**Dataset content:**
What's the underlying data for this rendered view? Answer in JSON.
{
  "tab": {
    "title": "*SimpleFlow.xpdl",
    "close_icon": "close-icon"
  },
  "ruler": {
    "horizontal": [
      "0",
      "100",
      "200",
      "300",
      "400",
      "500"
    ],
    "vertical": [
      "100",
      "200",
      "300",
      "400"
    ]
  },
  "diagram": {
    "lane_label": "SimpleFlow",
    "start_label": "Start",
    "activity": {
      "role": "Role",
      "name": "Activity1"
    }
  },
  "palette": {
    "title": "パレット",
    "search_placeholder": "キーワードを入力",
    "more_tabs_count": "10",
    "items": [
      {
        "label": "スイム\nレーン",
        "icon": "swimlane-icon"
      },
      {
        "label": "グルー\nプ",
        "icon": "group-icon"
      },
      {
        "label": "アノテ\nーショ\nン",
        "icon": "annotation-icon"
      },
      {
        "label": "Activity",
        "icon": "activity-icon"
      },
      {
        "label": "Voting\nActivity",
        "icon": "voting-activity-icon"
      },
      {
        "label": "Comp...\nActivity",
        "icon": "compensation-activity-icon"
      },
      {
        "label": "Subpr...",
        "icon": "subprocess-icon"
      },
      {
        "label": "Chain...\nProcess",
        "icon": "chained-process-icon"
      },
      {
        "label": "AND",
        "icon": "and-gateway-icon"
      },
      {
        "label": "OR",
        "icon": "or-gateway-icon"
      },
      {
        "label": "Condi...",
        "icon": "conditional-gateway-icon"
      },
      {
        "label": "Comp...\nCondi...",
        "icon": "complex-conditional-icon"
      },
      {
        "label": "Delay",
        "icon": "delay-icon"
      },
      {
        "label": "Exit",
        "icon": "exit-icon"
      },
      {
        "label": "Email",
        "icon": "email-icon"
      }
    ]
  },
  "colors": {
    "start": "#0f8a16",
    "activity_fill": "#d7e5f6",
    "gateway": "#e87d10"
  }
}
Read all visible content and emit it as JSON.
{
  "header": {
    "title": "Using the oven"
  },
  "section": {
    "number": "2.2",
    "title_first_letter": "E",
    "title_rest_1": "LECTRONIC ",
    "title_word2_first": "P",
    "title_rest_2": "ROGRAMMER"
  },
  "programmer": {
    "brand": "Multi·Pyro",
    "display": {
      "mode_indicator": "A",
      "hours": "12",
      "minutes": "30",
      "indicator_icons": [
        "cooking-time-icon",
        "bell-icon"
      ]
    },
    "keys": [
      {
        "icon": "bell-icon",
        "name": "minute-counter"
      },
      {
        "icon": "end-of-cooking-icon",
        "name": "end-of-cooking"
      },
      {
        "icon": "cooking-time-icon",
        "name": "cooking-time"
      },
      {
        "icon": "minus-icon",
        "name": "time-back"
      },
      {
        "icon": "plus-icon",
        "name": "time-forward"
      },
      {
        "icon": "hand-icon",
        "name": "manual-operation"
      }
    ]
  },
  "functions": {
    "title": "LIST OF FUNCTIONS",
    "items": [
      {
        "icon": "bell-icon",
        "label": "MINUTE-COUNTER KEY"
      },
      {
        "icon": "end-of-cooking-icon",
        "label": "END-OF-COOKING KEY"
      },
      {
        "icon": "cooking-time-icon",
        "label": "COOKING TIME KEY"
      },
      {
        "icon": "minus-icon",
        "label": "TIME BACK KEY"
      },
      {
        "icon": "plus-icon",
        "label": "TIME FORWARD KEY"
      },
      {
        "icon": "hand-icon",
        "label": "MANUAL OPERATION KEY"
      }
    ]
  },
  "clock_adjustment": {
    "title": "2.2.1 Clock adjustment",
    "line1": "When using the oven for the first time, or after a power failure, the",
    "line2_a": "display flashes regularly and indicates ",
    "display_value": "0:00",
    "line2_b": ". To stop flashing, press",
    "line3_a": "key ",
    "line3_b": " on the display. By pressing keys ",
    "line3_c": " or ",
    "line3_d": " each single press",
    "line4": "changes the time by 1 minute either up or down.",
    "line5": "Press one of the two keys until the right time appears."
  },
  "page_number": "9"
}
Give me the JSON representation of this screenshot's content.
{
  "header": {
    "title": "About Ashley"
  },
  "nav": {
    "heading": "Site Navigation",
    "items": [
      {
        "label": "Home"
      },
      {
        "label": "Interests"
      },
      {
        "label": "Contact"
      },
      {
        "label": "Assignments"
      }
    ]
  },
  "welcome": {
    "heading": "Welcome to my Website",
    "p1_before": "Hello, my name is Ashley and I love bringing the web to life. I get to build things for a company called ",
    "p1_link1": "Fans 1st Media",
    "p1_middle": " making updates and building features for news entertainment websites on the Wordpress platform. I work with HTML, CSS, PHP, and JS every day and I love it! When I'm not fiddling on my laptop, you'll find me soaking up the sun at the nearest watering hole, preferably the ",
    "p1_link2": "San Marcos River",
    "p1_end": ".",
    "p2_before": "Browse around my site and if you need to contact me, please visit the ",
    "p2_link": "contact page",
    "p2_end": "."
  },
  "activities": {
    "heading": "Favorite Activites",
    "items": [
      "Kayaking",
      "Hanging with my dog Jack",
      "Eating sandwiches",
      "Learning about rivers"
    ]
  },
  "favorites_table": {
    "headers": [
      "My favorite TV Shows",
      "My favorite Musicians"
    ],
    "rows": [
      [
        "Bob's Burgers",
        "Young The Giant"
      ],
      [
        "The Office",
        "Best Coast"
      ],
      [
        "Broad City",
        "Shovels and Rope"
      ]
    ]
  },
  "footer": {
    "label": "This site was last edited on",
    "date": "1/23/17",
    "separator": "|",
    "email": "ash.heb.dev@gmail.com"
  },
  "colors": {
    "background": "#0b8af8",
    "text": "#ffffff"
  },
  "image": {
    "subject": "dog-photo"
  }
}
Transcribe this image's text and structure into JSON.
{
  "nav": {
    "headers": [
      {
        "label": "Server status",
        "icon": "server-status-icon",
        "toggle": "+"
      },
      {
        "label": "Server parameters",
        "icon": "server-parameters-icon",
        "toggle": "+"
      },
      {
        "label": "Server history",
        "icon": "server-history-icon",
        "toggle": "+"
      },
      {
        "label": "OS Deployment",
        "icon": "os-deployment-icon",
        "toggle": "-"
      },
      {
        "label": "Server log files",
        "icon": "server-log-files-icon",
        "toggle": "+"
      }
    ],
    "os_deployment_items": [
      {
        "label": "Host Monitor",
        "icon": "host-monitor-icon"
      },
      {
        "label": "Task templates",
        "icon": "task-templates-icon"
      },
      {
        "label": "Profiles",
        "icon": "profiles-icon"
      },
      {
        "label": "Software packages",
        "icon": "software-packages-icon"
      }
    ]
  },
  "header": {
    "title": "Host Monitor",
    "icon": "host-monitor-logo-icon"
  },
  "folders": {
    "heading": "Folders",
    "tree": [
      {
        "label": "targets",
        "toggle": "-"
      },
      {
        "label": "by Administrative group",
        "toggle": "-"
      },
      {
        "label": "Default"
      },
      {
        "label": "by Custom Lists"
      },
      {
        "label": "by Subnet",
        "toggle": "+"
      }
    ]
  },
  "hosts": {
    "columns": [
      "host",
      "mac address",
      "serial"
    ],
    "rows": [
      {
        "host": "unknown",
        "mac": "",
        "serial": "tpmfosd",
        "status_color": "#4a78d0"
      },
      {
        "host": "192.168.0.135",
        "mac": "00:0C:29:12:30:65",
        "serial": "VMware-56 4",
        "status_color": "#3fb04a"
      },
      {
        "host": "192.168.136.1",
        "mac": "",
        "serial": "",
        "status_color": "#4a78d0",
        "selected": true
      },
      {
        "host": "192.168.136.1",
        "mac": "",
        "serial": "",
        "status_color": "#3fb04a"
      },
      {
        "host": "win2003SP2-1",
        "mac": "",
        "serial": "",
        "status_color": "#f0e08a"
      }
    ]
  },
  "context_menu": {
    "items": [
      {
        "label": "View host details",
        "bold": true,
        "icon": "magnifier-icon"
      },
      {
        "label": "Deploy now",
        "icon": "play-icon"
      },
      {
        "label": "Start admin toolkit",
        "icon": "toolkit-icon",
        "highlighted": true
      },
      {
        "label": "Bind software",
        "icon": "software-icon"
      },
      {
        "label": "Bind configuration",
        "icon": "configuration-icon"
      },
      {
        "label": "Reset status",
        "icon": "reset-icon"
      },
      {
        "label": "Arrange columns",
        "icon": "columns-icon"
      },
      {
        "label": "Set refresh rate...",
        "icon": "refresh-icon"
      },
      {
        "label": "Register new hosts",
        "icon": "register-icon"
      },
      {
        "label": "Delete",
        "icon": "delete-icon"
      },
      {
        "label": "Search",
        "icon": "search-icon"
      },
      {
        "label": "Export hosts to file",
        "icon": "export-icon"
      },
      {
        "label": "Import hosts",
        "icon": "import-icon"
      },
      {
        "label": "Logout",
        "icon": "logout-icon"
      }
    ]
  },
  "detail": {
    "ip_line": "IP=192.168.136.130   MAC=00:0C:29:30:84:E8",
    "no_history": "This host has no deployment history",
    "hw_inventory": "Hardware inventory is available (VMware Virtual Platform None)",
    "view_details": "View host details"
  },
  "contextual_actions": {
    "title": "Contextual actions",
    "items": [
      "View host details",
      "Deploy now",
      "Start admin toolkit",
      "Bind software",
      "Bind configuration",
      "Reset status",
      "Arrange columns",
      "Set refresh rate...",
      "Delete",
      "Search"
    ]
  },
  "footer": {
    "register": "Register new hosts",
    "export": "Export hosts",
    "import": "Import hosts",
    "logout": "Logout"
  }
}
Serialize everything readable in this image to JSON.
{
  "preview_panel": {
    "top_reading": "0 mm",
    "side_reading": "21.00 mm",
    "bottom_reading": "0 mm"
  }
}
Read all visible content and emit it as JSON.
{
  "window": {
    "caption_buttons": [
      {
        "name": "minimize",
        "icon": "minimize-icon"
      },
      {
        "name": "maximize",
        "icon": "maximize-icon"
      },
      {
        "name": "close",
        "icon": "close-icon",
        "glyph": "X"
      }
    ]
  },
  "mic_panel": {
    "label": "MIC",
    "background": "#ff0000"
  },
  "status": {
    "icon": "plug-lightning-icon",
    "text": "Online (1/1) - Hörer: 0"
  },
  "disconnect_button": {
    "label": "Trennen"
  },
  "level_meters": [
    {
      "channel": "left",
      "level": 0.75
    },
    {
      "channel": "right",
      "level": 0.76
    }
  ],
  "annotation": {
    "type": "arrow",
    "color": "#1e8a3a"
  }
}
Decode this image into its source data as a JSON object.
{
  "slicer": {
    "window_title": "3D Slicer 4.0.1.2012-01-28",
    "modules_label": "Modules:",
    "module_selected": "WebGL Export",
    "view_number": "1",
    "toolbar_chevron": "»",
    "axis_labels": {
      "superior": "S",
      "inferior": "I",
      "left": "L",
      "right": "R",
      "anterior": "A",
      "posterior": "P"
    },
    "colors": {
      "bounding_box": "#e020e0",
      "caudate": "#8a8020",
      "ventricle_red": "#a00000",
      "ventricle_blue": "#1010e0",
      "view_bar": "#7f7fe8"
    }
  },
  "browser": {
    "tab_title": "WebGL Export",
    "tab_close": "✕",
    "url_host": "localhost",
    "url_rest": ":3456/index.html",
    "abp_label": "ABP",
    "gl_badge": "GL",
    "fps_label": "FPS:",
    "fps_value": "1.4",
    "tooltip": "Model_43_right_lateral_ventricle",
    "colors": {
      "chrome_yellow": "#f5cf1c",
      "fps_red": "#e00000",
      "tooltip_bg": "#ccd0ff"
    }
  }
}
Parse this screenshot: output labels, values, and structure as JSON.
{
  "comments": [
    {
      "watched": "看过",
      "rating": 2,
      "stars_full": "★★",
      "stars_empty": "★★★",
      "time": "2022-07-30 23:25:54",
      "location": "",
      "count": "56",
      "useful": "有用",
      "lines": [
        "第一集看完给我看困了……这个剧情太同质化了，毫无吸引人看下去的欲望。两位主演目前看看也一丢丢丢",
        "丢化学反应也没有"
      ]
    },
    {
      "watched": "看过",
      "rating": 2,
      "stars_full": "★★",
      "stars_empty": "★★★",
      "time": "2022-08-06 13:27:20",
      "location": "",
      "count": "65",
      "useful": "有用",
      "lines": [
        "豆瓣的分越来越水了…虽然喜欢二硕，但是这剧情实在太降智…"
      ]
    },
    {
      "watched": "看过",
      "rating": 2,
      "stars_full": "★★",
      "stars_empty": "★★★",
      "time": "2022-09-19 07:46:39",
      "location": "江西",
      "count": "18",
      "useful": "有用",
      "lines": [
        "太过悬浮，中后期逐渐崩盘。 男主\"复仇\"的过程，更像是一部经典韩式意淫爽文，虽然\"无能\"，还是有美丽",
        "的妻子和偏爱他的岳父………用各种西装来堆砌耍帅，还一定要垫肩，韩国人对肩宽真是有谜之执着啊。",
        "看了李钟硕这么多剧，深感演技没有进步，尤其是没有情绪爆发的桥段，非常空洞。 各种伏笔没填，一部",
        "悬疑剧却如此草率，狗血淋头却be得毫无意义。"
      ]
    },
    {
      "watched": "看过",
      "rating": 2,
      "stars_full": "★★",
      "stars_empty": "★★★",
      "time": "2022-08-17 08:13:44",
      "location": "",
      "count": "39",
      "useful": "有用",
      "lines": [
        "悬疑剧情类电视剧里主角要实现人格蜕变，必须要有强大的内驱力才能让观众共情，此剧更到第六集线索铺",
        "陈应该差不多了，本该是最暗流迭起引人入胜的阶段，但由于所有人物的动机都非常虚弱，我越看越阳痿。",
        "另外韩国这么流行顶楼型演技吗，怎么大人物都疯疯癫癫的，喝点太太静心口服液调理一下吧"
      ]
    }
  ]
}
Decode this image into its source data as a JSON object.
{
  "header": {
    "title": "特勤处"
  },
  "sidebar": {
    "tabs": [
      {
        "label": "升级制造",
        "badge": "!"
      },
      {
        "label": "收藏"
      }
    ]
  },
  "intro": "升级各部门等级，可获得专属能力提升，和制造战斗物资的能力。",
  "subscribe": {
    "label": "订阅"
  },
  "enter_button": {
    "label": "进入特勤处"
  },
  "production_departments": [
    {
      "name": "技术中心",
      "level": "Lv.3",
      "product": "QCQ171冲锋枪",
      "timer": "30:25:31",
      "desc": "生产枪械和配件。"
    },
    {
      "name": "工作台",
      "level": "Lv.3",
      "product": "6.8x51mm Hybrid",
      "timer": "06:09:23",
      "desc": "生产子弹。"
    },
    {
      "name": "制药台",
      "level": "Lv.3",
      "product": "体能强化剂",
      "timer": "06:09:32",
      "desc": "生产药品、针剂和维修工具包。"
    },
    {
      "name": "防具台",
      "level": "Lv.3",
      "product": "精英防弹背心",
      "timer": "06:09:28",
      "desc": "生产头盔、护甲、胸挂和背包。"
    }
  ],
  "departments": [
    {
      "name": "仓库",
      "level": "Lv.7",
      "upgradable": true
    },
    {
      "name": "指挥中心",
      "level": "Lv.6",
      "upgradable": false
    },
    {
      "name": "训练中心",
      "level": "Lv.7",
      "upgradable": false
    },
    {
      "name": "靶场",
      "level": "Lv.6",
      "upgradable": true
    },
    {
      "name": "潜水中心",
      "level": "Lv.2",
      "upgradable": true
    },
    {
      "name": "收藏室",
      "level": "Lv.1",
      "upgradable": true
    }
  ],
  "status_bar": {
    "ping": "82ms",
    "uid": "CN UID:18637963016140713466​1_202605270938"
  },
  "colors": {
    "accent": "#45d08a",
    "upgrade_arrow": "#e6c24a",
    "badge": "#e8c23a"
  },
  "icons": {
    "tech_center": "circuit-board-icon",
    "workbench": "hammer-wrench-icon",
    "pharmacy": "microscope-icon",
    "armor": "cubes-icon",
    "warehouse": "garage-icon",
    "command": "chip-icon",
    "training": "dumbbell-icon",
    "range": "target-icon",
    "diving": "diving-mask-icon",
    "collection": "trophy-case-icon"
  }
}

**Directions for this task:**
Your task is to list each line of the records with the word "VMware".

**Solved problem:**
        "serial": "VMware-56 4",
    "hw_inventory": "Hardware inventory is available (VMware Virtual Platform None)",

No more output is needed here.